We raised the anchor at the much more civilised time of 0930 and prepared to sail in company with Tom to the Swale. We motored out of the Medway and raised the sail for the voyage round the top of the Isle of Sheppey, over an area known as the Cant. Once clear of the shipping lane and the Montgomery, the wreck of the WWII ship full of explosives, we raised sail again.
The wind continued to blow south westerly so we were able to sail all the way to the end of Columbine spit, with Tom and Monica in sight ahead of us.
As the day wore on the wind grew in strength and we made good progress, arriving at the mouth of the Swale at low water ready to take the flood tide in to the anchorage at Harty Ferry.
As we approached the end of Sheppey we passed the Thames sailing barge Greta with a charter party on board. They won’t have been expecting to see a Humber Keel under sail, but I am sure Greta’s skipper Steve explained who we were. Greta is based in Whitstable and seemed to be motor sailing out, no doubt looking forward to a good sail back.
As we only had Steve with us, who was new to sailing keels, and the wind was getting stronger all the time, we decided not to try tacking in. As we lowered the sail one of the tack chains came loose from the roller and we had a few exciting moments getting the mainsail under control. Eventually we got it made up to the yard and were able to finish motoring in. Heading in to the wind, we were getting spray over the bows that reached as far as the aft deck.
We dropped the hook closer to the Sheppey bank of the Swale, where the holding is better and within a short distance from the causeway that leads to the Ferry Inn. After making sure the anchor was holding and everything was made secure we launched the inflatable and we all went ashore to eat. I was pleased to be able to find a seat where I could keep an eye on Daybreak whilst we ate.

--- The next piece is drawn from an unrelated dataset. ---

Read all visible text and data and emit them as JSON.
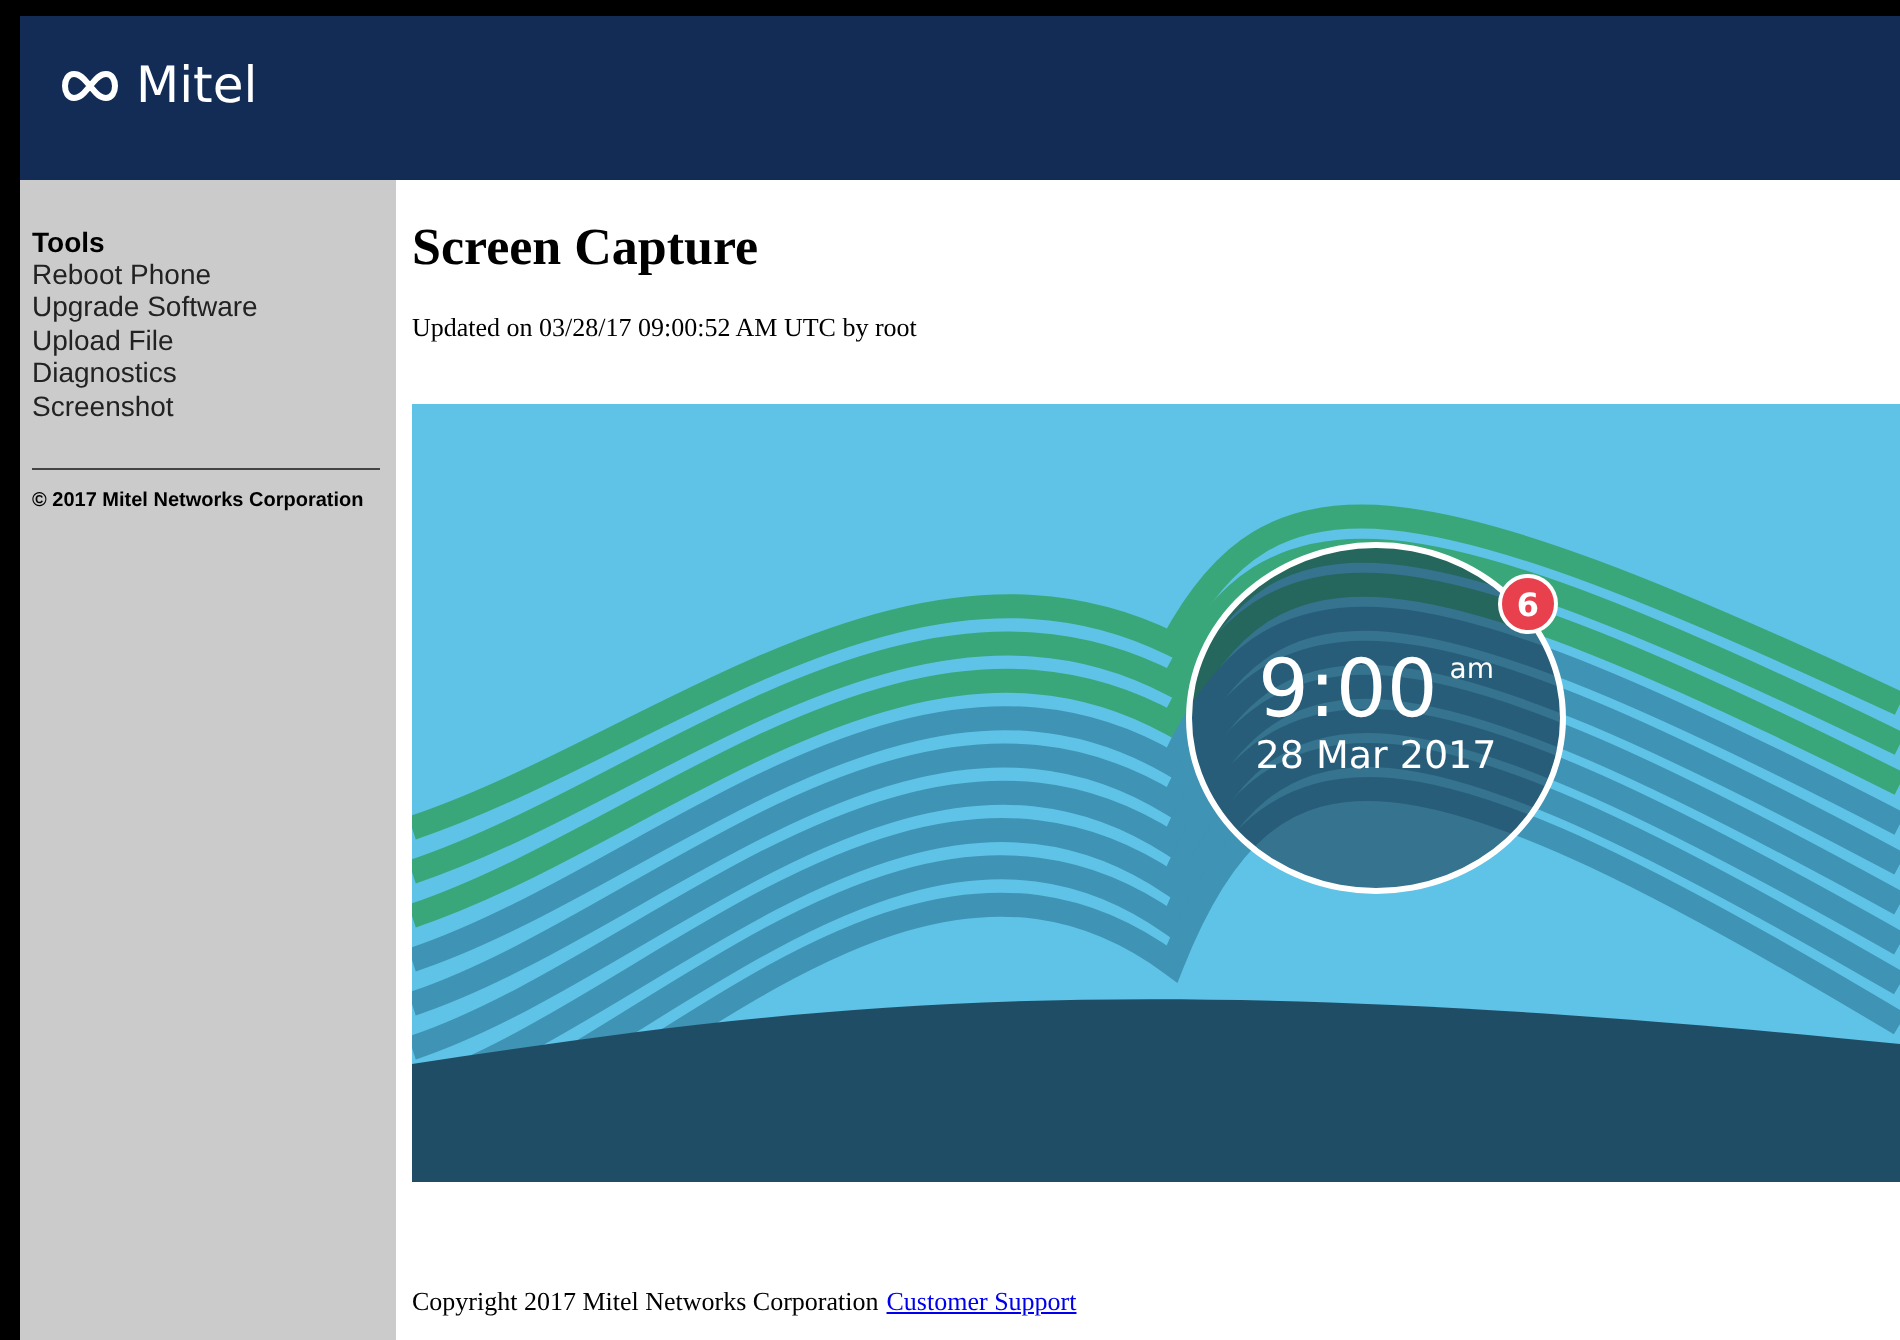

After the meal we introduced Steve to the pleasures of east coast mud as we carried the inflatables down to the water for the trip back to our anchored vessels.